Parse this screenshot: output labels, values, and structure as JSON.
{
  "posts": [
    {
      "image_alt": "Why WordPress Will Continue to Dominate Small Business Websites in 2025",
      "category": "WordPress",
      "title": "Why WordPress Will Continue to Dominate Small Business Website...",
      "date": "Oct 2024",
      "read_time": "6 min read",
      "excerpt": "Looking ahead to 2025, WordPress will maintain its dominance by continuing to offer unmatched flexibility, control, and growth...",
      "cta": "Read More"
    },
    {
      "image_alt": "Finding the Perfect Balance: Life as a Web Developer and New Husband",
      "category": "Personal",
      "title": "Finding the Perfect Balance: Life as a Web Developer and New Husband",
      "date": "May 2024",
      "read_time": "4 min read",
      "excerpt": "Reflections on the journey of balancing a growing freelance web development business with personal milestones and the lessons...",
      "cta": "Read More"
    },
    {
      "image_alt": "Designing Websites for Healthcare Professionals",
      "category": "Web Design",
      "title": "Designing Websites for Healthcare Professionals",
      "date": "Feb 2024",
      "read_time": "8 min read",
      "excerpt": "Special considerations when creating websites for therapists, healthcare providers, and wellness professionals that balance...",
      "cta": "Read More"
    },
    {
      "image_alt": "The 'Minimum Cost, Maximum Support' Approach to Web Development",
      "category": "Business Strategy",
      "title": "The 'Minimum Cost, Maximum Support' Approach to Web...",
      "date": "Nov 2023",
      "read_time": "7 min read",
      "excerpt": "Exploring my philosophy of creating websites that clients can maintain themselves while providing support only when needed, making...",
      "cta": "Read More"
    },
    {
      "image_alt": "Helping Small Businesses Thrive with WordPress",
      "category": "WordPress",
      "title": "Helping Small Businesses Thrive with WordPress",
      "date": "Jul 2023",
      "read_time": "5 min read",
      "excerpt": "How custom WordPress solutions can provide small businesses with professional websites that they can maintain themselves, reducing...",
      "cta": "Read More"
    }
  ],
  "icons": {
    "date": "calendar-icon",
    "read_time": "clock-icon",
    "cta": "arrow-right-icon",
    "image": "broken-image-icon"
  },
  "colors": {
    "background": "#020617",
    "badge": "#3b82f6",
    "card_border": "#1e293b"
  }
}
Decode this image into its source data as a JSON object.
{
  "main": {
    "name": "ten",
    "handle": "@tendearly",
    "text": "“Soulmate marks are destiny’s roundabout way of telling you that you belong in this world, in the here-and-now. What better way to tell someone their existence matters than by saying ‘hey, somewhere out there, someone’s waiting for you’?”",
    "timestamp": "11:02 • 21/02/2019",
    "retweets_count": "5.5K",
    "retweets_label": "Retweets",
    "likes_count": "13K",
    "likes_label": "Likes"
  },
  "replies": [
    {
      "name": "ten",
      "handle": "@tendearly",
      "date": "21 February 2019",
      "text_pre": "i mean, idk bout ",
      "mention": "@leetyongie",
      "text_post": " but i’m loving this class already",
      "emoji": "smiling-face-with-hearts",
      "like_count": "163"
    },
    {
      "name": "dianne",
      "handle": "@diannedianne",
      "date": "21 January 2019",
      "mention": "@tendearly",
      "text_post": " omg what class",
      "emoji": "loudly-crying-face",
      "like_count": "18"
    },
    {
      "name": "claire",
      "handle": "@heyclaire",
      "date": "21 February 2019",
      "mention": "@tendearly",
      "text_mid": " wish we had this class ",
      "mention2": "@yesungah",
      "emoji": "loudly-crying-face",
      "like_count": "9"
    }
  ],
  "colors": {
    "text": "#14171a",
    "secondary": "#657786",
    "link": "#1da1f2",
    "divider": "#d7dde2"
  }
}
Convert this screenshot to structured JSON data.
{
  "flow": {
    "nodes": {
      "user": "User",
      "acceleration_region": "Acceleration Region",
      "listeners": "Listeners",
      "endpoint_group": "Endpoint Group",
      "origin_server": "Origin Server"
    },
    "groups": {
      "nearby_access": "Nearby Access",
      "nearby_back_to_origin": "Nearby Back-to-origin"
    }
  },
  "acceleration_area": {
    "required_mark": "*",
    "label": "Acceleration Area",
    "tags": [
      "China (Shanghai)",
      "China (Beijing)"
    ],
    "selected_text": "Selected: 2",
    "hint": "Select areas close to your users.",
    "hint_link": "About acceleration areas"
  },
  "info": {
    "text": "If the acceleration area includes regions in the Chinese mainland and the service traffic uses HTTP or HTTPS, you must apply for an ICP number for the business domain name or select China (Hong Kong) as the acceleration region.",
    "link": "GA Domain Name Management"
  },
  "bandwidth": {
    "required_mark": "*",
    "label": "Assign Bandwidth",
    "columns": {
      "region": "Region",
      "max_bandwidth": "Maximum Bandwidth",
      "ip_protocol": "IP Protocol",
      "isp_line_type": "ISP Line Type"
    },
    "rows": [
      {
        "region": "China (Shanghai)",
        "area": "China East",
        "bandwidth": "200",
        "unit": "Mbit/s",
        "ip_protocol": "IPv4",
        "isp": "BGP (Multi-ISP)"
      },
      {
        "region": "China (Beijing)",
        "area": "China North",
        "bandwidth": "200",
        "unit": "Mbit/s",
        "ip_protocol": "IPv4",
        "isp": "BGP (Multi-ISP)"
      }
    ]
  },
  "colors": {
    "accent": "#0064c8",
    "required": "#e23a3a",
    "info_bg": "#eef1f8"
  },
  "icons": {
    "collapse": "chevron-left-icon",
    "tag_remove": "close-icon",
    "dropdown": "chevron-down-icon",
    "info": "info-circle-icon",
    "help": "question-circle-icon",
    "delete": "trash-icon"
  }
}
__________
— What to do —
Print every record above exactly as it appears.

— Written solution —
Parse this screenshot: output labels, values, and structure as JSON.
{
  "posts": [
    {
      "image_alt": "Why WordPress Will Continue to Dominate Small Business Websites in 2025",
      "category": "WordPress",
      "title": "Why WordPress Will Continue to Dominate Small Business Website...",
      "date": "Oct 2024",
      "read_time": "6 min read",
      "excerpt": "Looking ahead to 2025, WordPress will maintain its dominance by continuing to offer unmatched flexibility, control, and growth...",
      "cta": "Read More"
    },
    {
      "image_alt": "Finding the Perfect Balance: Life as a Web Developer and New Husband",
      "category": "Personal",
      "title": "Finding the Perfect Balance: Life as a Web Developer and New Husband",
      "date": "May 2024",
      "read_time": "4 min read",
      "excerpt": "Reflections on the journey of balancing a growing freelance web development business with personal milestones and the lessons...",
      "cta": "Read More"
    },
    {
      "image_alt": "Designing Websites for Healthcare Professionals",
      "category": "Web Design",
      "title": "Designing Websites for Healthcare Professionals",
      "date": "Feb 2024",
      "read_time": "8 min read",
      "excerpt": "Special considerations when creating websites for therapists, healthcare providers, and wellness professionals that balance...",
      "cta": "Read More"
    },
    {
      "image_alt": "The 'Minimum Cost, Maximum Support' Approach to Web Development",
      "category": "Business Strategy",
      "title": "The 'Minimum Cost, Maximum Support' Approach to Web...",
      "date": "Nov 2023",
      "read_time": "7 min read",
      "excerpt": "Exploring my philosophy of creating websites that clients can maintain themselves while providing support only when needed, making...",
      "cta": "Read More"
    },
    {
      "image_alt": "Helping Small Businesses Thrive with WordPress",
      "category": "WordPress",
      "title": "Helping Small Businesses Thrive with WordPress",
      "date": "Jul 2023",
      "read_time": "5 min read",
      "excerpt": "How custom WordPress solutions can provide small businesses with professional websites that they can maintain themselves, reducing...",
      "cta": "Read More"
    }
  ],
  "icons": {
    "date": "calendar-icon",
    "read_time": "clock-icon",
    "cta": "arrow-right-icon",
    "image": "broken-image-icon"
  },
  "colors": {
    "background": "#020617",
    "badge": "#3b82f6",
    "card_border": "#1e293b"
  }
}
Decode this image into its source data as a JSON object.
{
  "main": {
    "name": "ten",
    "handle": "@tendearly",
    "text": "“Soulmate marks are destiny’s roundabout way of telling you that you belong in this world, in the here-and-now. What better way to tell someone their existence matters than by saying ‘hey, somewhere out there, someone’s waiting for you’?”",
    "timestamp": "11:02 • 21/02/2019",
    "retweets_count": "5.5K",
    "retweets_label": "Retweets",
    "likes_count": "13K",
    "likes_label": "Likes"
  },
  "replies": [
    {
      "name": "ten",
      "handle": "@tendearly",
      "date": "21 February 2019",
      "text_pre": "i mean, idk bout ",
      "mention": "@leetyongie",
      "text_post": " but i’m loving this class already",
      "emoji": "smiling-face-with-hearts",
      "like_count": "163"
    },
    {
      "name": "dianne",
      "handle": "@diannedianne",
      "date": "21 January 2019",
      "mention": "@tendearly",
      "text_post": " omg what class",
      "emoji": "loudly-crying-face",
      "like_count": "18"
    },
    {
      "name": "claire",
      "handle": "@heyclaire",
      "date": "21 February 2019",
      "mention": "@tendearly",
      "text_mid": " wish we had this class ",
      "mention2": "@yesungah",
      "emoji": "loudly-crying-face",
      "like_count": "9"
    }
  ],
  "colors": {
    "text": "#14171a",
    "secondary": "#657786",
    "link": "#1da1f2",
    "divider": "#d7dde2"
  }
}
Convert this screenshot to structured JSON data.
{
  "flow": {
    "nodes": {
      "user": "User",
      "acceleration_region": "Acceleration Region",
      "listeners": "Listeners",
      "endpoint_group": "Endpoint Group",
      "origin_server": "Origin Server"
    },
    "groups": {
      "nearby_access": "Nearby Access",
      "nearby_back_to_origin": "Nearby Back-to-origin"
    }
  },
  "acceleration_area": {
    "required_mark": "*",
    "label": "Acceleration Area",
    "tags": [
      "China (Shanghai)",
      "China (Beijing)"
    ],
    "selected_text": "Selected: 2",
    "hint": "Select areas close to your users.",
    "hint_link": "About acceleration areas"
  },
  "info": {
    "text": "If the acceleration area includes regions in the Chinese mainland and the service traffic uses HTTP or HTTPS, you must apply for an ICP number for the business domain name or select China (Hong Kong) as the acceleration region.",
    "link": "GA Domain Name Management"
  },
  "bandwidth": {
    "required_mark": "*",
    "label": "Assign Bandwidth",
    "columns": {
      "region": "Region",
      "max_bandwidth": "Maximum Bandwidth",
      "ip_protocol": "IP Protocol",
      "isp_line_type": "ISP Line Type"
    },
    "rows": [
      {
        "region": "China (Shanghai)",
        "area": "China East",
        "bandwidth": "200",
        "unit": "Mbit/s",
        "ip_protocol": "IPv4",
        "isp": "BGP (Multi-ISP)"
      },
      {
        "region": "China (Beijing)",
        "area": "China North",
        "bandwidth": "200",
        "unit": "Mbit/s",
        "ip_protocol": "IPv4",
        "isp": "BGP (Multi-ISP)"
      }
    ]
  },
  "colors": {
    "accent": "#0064c8",
    "required": "#e23a3a",
    "info_bg": "#eef1f8"
  },
  "icons": {
    "collapse": "chevron-left-icon",
    "tag_remove": "close-icon",
    "dropdown": "chevron-down-icon",
    "info": "info-circle-icon",
    "help": "question-circle-icon",
    "delete": "trash-icon"
  }
}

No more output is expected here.